What assessment he has made of the effectiveness of video link medical consultations in prisons.

Photo of Paul Burstow Paul Burstow The Minister of State, Department of Health

The Department has made no assessment. PCTs and prison partnerships may consider using telemedicine as an alternative to hospital appointments for offenders, after considering any security issues and the benefits for improved health care. Decisions about treatments for offenders, including video link consultations, are made by local commissioners.

Photo of Philip Davies Philip Davies Conservative, Shipley

Red Embedded Design, an SME technology company in my constituency, is working in partnership with Airedale NHS Foundation Trust to enable video link medical consultations to take place in prisons. May I suggest that the Minister look closely at this scheme, which has been rolled out in a number of prisons? He will see the cost benefits and the lack of risk of absconding involved. Will he encourage other PCTs around the country to introduce the system in their prisons?

Photo of Paul Burstow Paul Burstow The Minister of State, Department of Health

As part of a wider programme, a demonstrator project looking at telemedicine and telecare, we are looking at a possible roll-out of such approaches. In regard to the specific case of the Airedale NHS Foundation Trust, I would be only too happy to look further at the details and the benefits that have arisen.

Photo of Denis MacShane Denis MacShane Labour, Rotherham

Telemedicine is obviously a help, but nothing beats talking to a real human being about our medical problems. Would the ministerial team consider copying the Conservative-Liberal Government in Sweden, who have banned from all public agencies, including health agencies, automatic answering machines-the kind that tell us to "Press 1", "Press 2" or "Press 3"? Instead, people calling those agencies have to speak to a real live Swede in Sweden. Would not that be a good step forward for our health service?

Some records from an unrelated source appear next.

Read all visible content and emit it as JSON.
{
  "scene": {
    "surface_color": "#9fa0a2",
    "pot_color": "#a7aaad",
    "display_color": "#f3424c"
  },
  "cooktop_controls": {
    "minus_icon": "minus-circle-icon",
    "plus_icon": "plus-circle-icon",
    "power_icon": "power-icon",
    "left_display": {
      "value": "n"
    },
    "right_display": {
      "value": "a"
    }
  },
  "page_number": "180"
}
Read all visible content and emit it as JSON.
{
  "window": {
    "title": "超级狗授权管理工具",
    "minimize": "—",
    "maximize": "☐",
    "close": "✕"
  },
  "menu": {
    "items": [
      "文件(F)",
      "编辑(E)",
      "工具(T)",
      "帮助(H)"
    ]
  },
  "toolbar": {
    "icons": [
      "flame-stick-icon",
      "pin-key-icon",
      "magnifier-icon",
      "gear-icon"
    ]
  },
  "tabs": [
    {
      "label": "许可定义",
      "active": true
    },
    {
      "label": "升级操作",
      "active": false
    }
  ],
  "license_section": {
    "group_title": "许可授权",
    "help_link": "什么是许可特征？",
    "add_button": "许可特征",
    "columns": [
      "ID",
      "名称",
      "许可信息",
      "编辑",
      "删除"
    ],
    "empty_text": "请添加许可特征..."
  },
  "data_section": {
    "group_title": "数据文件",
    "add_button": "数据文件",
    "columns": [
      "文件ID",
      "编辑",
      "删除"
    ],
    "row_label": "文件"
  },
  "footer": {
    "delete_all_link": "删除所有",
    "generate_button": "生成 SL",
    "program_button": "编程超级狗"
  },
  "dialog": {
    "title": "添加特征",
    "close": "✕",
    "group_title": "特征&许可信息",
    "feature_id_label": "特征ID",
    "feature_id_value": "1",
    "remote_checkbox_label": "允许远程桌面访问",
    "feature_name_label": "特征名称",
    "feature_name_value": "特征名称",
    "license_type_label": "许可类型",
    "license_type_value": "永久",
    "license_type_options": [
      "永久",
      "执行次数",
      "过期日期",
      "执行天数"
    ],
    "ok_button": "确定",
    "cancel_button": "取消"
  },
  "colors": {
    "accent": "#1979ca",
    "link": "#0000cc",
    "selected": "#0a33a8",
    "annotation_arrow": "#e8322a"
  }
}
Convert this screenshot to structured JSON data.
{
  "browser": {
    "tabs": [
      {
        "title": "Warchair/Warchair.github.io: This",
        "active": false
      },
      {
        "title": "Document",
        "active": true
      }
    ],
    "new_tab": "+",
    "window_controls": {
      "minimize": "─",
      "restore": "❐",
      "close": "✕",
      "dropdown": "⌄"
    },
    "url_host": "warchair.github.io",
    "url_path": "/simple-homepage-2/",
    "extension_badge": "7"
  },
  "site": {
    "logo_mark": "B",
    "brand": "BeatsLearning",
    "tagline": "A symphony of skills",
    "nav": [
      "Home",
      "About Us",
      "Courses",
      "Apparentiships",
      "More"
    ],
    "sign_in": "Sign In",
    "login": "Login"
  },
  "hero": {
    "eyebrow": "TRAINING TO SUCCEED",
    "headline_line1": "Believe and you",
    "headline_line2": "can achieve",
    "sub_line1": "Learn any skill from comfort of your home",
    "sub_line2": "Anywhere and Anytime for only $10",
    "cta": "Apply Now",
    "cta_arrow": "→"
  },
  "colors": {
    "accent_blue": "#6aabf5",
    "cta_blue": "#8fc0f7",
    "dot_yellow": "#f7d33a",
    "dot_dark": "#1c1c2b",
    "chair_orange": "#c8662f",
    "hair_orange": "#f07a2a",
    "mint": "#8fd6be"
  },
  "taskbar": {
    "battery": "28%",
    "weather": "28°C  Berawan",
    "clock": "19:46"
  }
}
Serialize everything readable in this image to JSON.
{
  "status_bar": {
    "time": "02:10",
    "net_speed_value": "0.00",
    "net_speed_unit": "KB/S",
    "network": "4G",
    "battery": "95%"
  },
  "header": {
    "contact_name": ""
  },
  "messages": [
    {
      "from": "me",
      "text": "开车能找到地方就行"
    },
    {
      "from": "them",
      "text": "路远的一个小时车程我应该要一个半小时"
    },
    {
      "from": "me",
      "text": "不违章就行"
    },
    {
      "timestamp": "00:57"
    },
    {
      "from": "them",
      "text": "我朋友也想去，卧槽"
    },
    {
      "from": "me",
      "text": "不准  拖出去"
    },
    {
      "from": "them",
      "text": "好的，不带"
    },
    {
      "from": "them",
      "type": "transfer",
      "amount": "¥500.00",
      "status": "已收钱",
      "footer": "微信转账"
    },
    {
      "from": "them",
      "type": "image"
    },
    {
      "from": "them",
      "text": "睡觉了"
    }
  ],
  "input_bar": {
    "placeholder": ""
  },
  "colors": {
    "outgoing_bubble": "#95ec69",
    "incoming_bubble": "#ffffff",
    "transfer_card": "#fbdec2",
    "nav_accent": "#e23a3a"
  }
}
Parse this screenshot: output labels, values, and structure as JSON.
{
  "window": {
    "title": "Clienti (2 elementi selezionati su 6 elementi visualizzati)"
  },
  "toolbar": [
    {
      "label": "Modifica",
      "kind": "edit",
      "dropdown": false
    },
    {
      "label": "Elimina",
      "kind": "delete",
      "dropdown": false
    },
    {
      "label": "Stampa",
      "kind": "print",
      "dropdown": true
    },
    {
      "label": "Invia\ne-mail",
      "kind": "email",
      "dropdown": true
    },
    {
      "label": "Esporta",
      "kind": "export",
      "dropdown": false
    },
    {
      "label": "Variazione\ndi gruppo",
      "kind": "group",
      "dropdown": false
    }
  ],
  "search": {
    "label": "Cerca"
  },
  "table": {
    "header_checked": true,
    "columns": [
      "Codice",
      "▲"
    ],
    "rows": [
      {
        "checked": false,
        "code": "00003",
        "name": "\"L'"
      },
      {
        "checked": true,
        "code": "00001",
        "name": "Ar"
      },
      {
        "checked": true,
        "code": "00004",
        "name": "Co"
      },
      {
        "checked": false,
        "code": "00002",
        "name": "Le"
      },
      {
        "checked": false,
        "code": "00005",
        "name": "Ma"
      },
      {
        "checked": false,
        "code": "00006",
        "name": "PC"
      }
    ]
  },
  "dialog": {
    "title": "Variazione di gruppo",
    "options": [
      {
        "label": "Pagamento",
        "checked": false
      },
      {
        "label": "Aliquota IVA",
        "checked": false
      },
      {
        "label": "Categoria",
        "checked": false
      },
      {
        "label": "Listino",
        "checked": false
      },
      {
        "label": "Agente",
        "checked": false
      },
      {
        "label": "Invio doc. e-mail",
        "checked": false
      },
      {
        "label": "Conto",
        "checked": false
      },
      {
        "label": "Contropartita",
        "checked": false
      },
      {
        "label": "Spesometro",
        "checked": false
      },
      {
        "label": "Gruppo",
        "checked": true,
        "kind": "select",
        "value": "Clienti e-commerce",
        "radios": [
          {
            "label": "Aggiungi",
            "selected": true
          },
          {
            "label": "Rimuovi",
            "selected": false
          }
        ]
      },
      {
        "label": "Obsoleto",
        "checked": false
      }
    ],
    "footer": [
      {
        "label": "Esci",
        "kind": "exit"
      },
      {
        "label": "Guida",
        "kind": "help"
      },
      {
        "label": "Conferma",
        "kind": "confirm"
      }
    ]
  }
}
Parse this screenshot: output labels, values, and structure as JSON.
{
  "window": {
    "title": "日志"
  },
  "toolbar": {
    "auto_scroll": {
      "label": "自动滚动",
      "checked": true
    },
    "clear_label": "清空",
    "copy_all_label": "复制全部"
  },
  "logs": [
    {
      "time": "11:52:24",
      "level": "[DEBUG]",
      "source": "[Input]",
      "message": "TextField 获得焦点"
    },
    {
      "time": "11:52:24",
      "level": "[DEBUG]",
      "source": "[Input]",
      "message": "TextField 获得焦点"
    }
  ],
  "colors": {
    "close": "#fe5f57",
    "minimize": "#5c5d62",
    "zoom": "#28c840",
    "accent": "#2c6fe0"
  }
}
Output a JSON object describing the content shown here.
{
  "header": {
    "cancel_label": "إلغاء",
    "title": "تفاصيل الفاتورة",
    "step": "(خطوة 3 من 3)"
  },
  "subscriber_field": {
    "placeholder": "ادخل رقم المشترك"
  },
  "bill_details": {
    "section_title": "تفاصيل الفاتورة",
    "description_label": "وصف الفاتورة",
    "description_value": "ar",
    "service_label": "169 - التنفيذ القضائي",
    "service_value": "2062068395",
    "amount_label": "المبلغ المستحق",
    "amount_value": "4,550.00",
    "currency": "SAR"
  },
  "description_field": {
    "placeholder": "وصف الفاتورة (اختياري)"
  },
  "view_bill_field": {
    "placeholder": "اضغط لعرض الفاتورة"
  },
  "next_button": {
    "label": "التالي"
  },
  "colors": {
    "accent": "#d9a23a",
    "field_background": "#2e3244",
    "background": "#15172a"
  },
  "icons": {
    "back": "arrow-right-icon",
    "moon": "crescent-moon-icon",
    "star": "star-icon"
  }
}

Photo of Paul Burstow Paul Burstow The Minister of State, Department of Health

The right hon. Gentleman has found a cunning way of getting in a point that does not directly relate to the question. He makes a very fair point, however. It is important that people should feel confident that, when they pick up the phone and make a call, they can speak to a person. Telemedicine can provide that route as well, through allowing people to get a diagnosis and treatment, as well as access to the appropriate support at the right time.